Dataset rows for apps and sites
==============================

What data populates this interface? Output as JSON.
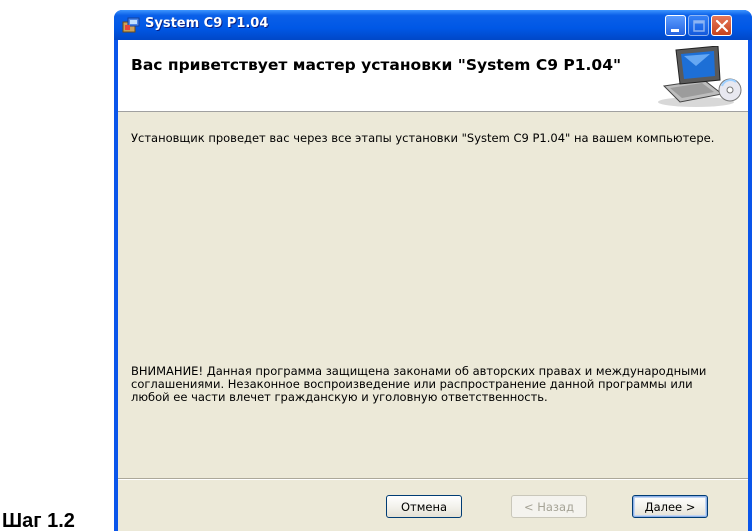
{
  "step_label": "Шаг 1.2",
  "window": {
    "title": "System C9 P1.04",
    "icon": "installer-box-icon",
    "controls": {
      "minimize_icon": "minimize-icon",
      "maximize_icon": "maximize-icon",
      "close_icon": "close-icon"
    }
  },
  "banner": {
    "title": "Вас приветствует мастер установки \"System C9 P1.04\"",
    "art_icon": "computer-setup-icon"
  },
  "content": {
    "intro": "Установщик проведет вас через все этапы установки \"System C9 P1.04\" на вашем компьютере.",
    "warning": "ВНИМАНИЕ! Данная программа защищена законами об авторских правах и международными соглашениями. Незаконное воспроизведение или распространение данной программы или любой ее части влечет гражданскую и уголовную ответственность."
  },
  "buttons": {
    "cancel": "Отмена",
    "back": "< Назад",
    "next": "Далее >"
  },
  "colors": {
    "titlebar": "#0058E6",
    "dialog_bg": "#ECE9D8",
    "banner_bg": "#FFFFFF",
    "close_button": "#C6421C",
    "disabled_text": "#A5A396"
  }
}
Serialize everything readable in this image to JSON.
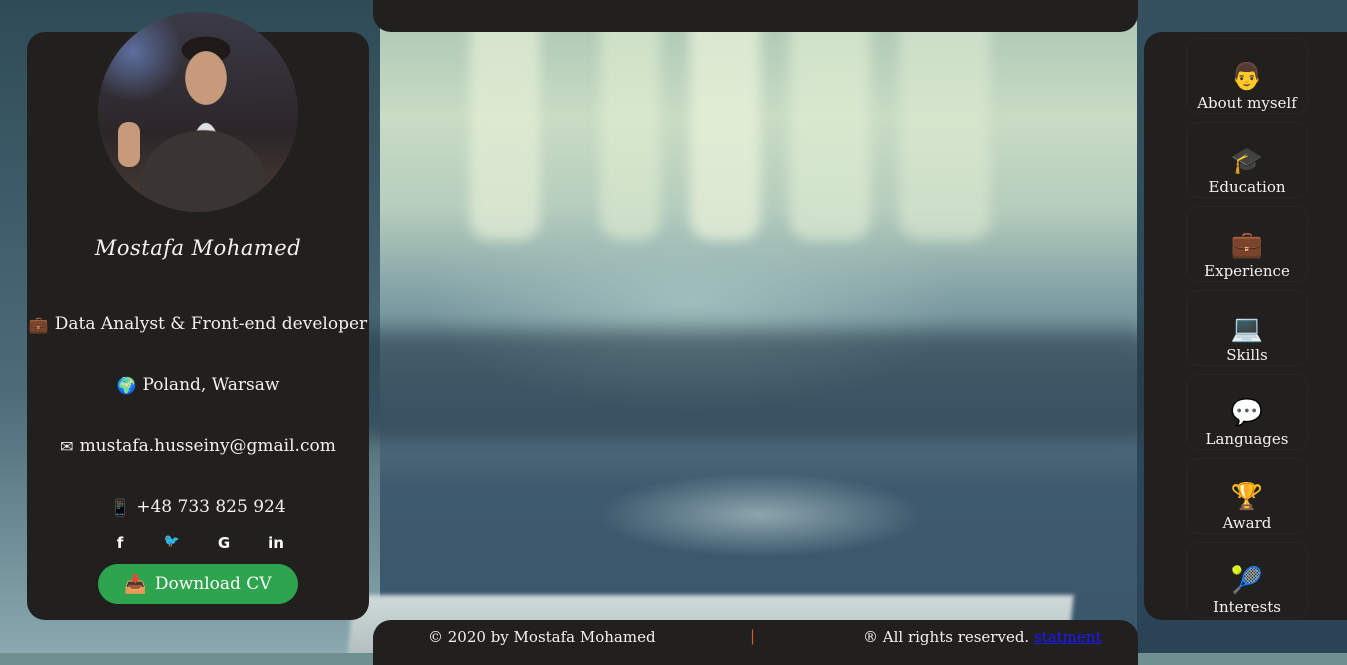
{
  "profile": {
    "name": "Mostafa Mohamed",
    "title": "Data Analyst & Front-end developer",
    "location": "Poland, Warsaw",
    "email": "mustafa.husseiny@gmail.com",
    "phone": "+48 733 825 924",
    "download_label": "Download CV",
    "icons": {
      "title": "💼",
      "location": "🌍",
      "email": "✉",
      "phone": "📱",
      "download": "📥"
    }
  },
  "social": {
    "facebook": "f",
    "twitter": "🐦",
    "google": "G",
    "linkedin": "in"
  },
  "nav": [
    {
      "label": "About myself",
      "icon": "👨"
    },
    {
      "label": "Education",
      "icon": "🎓"
    },
    {
      "label": "Experience",
      "icon": "💼"
    },
    {
      "label": "Skills",
      "icon": "💻"
    },
    {
      "label": "Languages",
      "icon": "💬"
    },
    {
      "label": "Award",
      "icon": "🏆"
    },
    {
      "label": "Interests",
      "icon": "🎾"
    }
  ],
  "footer": {
    "copyright": "© 2020 by Mostafa Mohamed",
    "separator": "|",
    "rights": "® All rights reserved.",
    "link": "statment"
  },
  "colors": {
    "panel": "#221f1f",
    "accent_green": "#2ea44f",
    "separator": "#d85a2a",
    "link": "#1a1aff"
  }
}
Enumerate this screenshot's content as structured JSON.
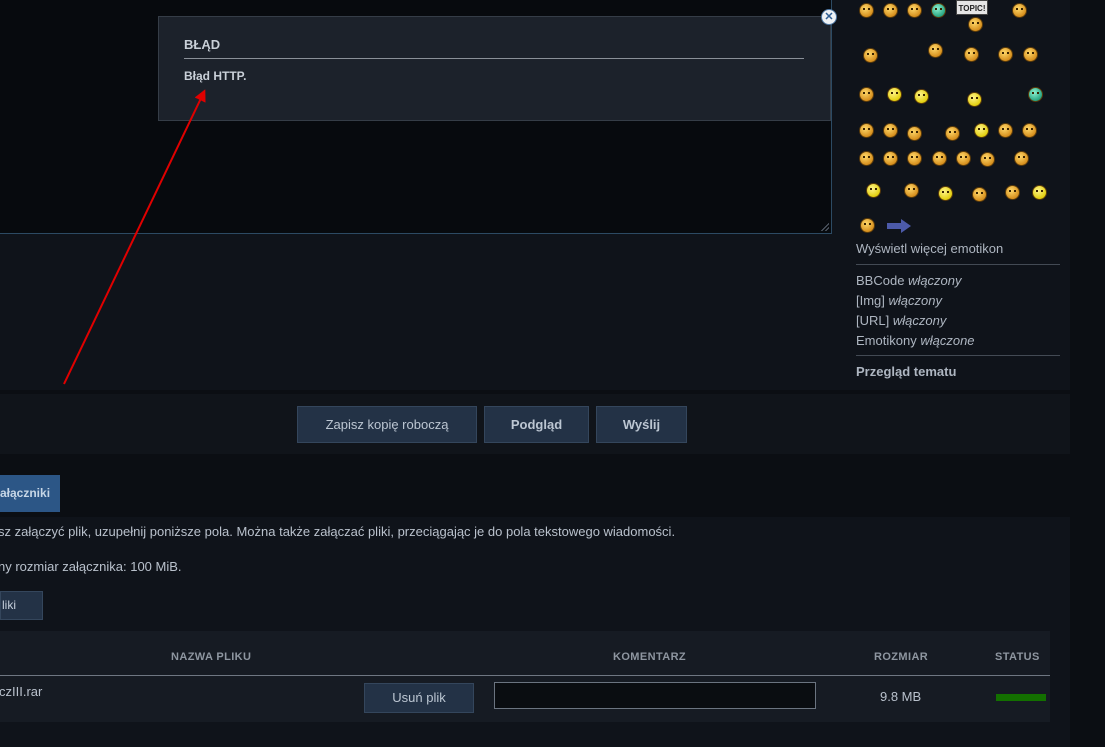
{
  "error_dialog": {
    "title": "BŁĄD",
    "message": "Błąd HTTP."
  },
  "emoticons": {
    "sign_text": "TOPIC!",
    "show_more": "Wyświetl więcej emotikon"
  },
  "post_options": {
    "bbcode": {
      "label": "BBCode",
      "state": "włączony"
    },
    "img": {
      "label": "[Img]",
      "state": "włączony"
    },
    "url": {
      "label": "[URL]",
      "state": "włączony"
    },
    "emoticons": {
      "label": "Emotikony",
      "state": "włączone"
    },
    "topic_review": "Przegląd tematu"
  },
  "buttons": {
    "save_draft": "Zapisz kopię roboczą",
    "preview": "Podgląd",
    "submit": "Wyślij"
  },
  "attachments": {
    "tab_label": "ałączniki",
    "help_text": "sz załączyć plik, uzupełnij poniższe pola. Można także załączać pliki, przeciągając je do pola tekstowego wiadomości.",
    "max_size_text": "ny rozmiar załącznika: 100 MiB.",
    "add_files_label": "liki",
    "columns": {
      "filename": "NAZWA PLIKU",
      "comment": "KOMENTARZ",
      "size": "ROZMIAR",
      "status": "STATUS"
    },
    "rows": [
      {
        "filename": "czIII.rar",
        "delete_label": "Usuń plik",
        "comment": "",
        "size": "9.8 MB",
        "status_progress": 1.0,
        "status_color": "#137000"
      }
    ]
  },
  "colors": {
    "background": "#0b0e13",
    "button": "#233246",
    "tab_active": "#2c5686",
    "annotation_arrow": "#e00000"
  }
}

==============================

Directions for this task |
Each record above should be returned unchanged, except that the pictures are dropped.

Solved exercise |
What data populates this interface? Output as JSON.
{
  "step_label": "Шаг 1.2",
  "window": {
    "title": "System C9 P1.04",
    "icon": "installer-box-icon",
    "controls": {
      "minimize_icon": "minimize-icon",
      "maximize_icon": "maximize-icon",
      "close_icon": "close-icon"
    }
  },
  "banner": {
    "title": "Вас приветствует мастер установки \"System C9 P1.04\"",
    "art_icon": "computer-setup-icon"
  },
  "content": {
    "intro": "Установщик проведет вас через все этапы установки \"System C9 P1.04\" на вашем компьютере.",
    "warning": "ВНИМАНИЕ! Данная программа защищена законами об авторских правах и международными соглашениями. Незаконное воспроизведение или распространение данной программы или любой ее части влечет гражданскую и уголовную ответственность."
  },
  "buttons": {
    "cancel": "Отмена",
    "back": "< Назад",
    "next": "Далее >"
  },
  "colors": {
    "titlebar": "#0058E6",
    "dialog_bg": "#ECE9D8",
    "banner_bg": "#FFFFFF",
    "close_button": "#C6421C",
    "disabled_text": "#A5A396"
  }
}
Serialize everything readable in this image to JSON.
{
  "profile": {
    "name": "Mostafa Mohamed",
    "title": "Data Analyst & Front-end developer",
    "location": "Poland, Warsaw",
    "email": "mustafa.husseiny@gmail.com",
    "phone": "+48 733 825 924",
    "download_label": "Download CV",
    "icons": {
      "title": "💼",
      "location": "🌍",
      "email": "✉",
      "phone": "📱",
      "download": "📥"
    }
  },
  "social": {
    "facebook": "f",
    "twitter": "🐦",
    "google": "G",
    "linkedin": "in"
  },
  "nav": [
    {
      "label": "About myself",
      "icon": "👨"
    },
    {
      "label": "Education",
      "icon": "🎓"
    },
    {
      "label": "Experience",
      "icon": "💼"
    },
    {
      "label": "Skills",
      "icon": "💻"
    },
    {
      "label": "Languages",
      "icon": "💬"
    },
    {
      "label": "Award",
      "icon": "🏆"
    },
    {
      "label": "Interests",
      "icon": "🎾"
    }
  ],
  "footer": {
    "copyright": "© 2020 by Mostafa Mohamed",
    "separator": "|",
    "rights": "® All rights reserved.",
    "link": "statment"
  },
  "colors": {
    "panel": "#221f1f",
    "accent_green": "#2ea44f",
    "separator": "#d85a2a",
    "link": "#1a1aff"
  }
}
Enumerate this screenshot's content as structured JSON.
{
  "error_dialog": {
    "title": "BŁĄD",
    "message": "Błąd HTTP."
  },
  "emoticons": {
    "sign_text": "TOPIC!",
    "show_more": "Wyświetl więcej emotikon"
  },
  "post_options": {
    "bbcode": {
      "label": "BBCode",
      "state": "włączony"
    },
    "img": {
      "label": "[Img]",
      "state": "włączony"
    },
    "url": {
      "label": "[URL]",
      "state": "włączony"
    },
    "emoticons": {
      "label": "Emotikony",
      "state": "włączone"
    },
    "topic_review": "Przegląd tematu"
  },
  "buttons": {
    "save_draft": "Zapisz kopię roboczą",
    "preview": "Podgląd",
    "submit": "Wyślij"
  },
  "attachments": {
    "tab_label": "ałączniki",
    "help_text": "sz załączyć plik, uzupełnij poniższe pola. Można także załączać pliki, przeciągając je do pola tekstowego wiadomości.",
    "max_size_text": "ny rozmiar załącznika: 100 MiB.",
    "add_files_label": "liki",
    "columns": {
      "filename": "NAZWA PLIKU",
      "comment": "KOMENTARZ",
      "size": "ROZMIAR",
      "status": "STATUS"
    },
    "rows": [
      {
        "filename": "czIII.rar",
        "delete_label": "Usuń plik",
        "comment": "",
        "size": "9.8 MB",
        "status_progress": 1.0,
        "status_color": "#137000"
      }
    ]
  },
  "colors": {
    "background": "#0b0e13",
    "button": "#233246",
    "tab_active": "#2c5686",
    "annotation_arrow": "#e00000"
  }
}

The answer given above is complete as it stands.